As health officials urge the public to get the flu shot in order to avoid potentially overloading the country’s hospitals with both influenza and coronavirus-related illnesses, a new study from the American Academy of Pediatrics (AAP) found that last year’s vaccine, which was estimated to be between 40% and 60% effective, actually reduced pediatric flu-related emergency room visits by as much as 51%, and hospitalizations by 40%.
The findings, which were shared by the Centers for Disease Control and Prevention, come despite the fact that last year’s flu vaccines “were not well matched with one of the circulating viruses,” according to the CDC.
The study involved 1,792 children ages 6 months to 17 years who were admitted to seven pediatric hospitals in the U.S. Of those patients, 226 were influenza positive. Of the 226, 47% tested positive for influenza A(H3N2), 36% were positive for influenza A(H1N1)pdm09, 9% for A(not subtyped), and 7% or B viruses. It also looked at 1944 emergency department visits for children the same age and found 420 were influenza-positive, with 48% positive for A(H3N2), 35% for A(H1N1)pdm09, 11% for A(not subtyped), and 5% for B viruses.

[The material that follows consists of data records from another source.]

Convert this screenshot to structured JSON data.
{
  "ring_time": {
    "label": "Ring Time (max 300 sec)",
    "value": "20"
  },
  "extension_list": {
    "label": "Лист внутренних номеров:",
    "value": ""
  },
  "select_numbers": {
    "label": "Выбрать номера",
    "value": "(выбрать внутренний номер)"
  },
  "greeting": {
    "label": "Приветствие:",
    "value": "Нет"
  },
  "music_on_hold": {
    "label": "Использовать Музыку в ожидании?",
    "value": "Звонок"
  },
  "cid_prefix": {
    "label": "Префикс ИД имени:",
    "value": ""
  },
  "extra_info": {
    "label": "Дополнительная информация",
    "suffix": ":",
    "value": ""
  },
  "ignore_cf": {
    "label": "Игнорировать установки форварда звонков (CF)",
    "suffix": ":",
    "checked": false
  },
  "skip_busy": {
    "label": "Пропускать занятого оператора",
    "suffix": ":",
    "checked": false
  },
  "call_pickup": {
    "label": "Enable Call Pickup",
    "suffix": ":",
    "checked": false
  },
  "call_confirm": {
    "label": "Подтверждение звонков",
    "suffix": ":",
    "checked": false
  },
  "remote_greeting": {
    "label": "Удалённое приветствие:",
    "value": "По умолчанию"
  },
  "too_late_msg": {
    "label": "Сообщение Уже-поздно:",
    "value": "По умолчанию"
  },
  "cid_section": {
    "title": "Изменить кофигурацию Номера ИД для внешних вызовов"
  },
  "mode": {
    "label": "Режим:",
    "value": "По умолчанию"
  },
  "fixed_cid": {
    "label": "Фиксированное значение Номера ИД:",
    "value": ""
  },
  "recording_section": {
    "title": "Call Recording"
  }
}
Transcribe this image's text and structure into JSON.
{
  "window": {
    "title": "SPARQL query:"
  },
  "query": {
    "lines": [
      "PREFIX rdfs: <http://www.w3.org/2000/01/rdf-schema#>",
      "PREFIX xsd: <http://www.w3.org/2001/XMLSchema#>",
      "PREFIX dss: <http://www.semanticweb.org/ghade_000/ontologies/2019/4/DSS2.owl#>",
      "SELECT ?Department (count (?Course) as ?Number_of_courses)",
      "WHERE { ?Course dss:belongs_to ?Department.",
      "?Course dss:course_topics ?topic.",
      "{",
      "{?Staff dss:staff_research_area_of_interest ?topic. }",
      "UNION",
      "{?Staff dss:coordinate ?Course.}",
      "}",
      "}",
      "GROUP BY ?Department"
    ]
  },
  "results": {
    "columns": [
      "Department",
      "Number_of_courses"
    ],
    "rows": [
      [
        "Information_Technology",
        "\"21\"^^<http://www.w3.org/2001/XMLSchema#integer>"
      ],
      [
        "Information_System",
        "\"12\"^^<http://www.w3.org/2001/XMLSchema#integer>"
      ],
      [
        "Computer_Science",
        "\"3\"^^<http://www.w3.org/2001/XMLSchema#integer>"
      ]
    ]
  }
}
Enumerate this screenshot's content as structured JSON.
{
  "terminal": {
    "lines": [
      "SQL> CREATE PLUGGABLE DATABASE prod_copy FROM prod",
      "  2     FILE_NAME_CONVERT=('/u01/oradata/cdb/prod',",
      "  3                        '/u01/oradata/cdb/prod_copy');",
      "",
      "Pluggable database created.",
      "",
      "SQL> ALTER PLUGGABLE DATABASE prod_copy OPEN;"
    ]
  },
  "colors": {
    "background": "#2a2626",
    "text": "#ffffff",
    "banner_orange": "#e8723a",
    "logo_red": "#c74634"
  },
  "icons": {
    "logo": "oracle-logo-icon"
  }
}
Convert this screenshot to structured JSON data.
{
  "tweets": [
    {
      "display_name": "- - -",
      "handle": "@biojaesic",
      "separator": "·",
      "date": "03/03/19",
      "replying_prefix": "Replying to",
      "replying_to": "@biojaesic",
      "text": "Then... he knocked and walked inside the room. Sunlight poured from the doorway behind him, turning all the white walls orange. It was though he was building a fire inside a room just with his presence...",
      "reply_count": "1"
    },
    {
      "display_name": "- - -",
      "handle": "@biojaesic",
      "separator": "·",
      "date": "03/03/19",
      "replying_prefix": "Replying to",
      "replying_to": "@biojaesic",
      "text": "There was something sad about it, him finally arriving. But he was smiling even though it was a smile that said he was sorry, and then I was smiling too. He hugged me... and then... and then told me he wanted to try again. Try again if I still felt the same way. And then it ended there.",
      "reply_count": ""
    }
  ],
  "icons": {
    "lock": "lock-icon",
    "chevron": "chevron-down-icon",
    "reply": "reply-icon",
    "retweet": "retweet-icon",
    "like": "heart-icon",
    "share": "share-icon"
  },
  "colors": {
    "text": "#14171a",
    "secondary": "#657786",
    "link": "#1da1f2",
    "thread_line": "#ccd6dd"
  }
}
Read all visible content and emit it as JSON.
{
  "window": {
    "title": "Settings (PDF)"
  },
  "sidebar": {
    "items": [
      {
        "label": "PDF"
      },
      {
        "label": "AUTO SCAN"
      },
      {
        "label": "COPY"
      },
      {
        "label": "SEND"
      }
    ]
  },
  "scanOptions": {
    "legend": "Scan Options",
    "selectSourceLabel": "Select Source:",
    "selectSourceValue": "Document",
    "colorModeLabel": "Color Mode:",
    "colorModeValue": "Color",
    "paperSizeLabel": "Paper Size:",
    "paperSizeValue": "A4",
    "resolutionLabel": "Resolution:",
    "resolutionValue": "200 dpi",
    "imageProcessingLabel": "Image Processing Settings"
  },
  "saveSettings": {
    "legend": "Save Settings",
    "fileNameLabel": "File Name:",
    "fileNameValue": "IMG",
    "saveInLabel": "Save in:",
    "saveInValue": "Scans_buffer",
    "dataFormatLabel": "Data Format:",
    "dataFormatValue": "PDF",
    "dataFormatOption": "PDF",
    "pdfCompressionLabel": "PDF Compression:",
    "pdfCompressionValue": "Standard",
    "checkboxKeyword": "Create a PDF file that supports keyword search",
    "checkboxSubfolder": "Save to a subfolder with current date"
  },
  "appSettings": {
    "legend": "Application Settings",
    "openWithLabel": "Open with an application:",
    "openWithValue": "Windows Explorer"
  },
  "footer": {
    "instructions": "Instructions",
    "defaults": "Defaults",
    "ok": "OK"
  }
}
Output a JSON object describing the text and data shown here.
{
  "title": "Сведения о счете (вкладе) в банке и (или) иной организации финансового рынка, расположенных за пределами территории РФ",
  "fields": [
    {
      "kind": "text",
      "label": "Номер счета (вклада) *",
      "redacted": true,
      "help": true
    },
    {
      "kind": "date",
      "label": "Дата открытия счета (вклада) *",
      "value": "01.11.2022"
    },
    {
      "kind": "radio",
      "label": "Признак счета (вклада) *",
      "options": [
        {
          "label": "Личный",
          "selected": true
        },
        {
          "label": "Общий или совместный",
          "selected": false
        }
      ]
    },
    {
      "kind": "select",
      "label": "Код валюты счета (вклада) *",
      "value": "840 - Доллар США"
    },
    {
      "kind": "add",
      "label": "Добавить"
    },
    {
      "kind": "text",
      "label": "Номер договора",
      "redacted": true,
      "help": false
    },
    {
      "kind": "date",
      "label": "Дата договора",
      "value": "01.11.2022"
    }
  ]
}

The researchers estimated vaccine effectiveness by comparing the odds of vaccination among children testing positive versus negative for the influenza virus. As a result, the researchers concluded that the 2018-2019 influenza vaccine effectiveness was “41% against influenza-related hospitalizations and 51% against influenza-related emergency department visits among children,” per the AAP study, which was published in the journal Pediatrics.
“Vaccination provided protection against both influenza A(H1N1)pdm09 and A(H3N2), despite circulation of antigenically drifted (H3N2) viruses,” the study said.
The AAP further stated that annual flu vaccination is the best protection against influenza and is recommended for all persons in the U.S. ages 6 months or older.
“Although the overall burden of influenza disease in children varies by season, influenza is estimated to be associated with 12,000 to 46,000 hospitalizations among children each season,” the AAP stated. “Influenza-related hospitalizations and emergency department visits reflect substantial moderate to severe childhood morbidity and economic burden caused by influenza in children.”
Influenza can cause mild to severe illness that could result in hospitalization or even death. Older people, young children and those with certain health conditions are considered to be at high risk of serious complications. Patients may experience fever, cough, sore throat, runny or stuffy nose, muscle or body aches, fatigue, and even vomiting or diarrhea.
Health experts caution that symptoms of influenza and coronavirus may mimic each other, but there are some differences that can help you tell the difference.
“Influenza tends to cause much more body pain and the COVID-19 virus tends to feel much more like the common cold with fever, cough, runny nose and diarrhea,” Dr. Caesar Djavaherian, co-founder of Carbon Health, previously told Fox News. “However, in a small portion of the population with either COVID-19 or influenza, symptoms progress to kidney failure and respiratory failure.”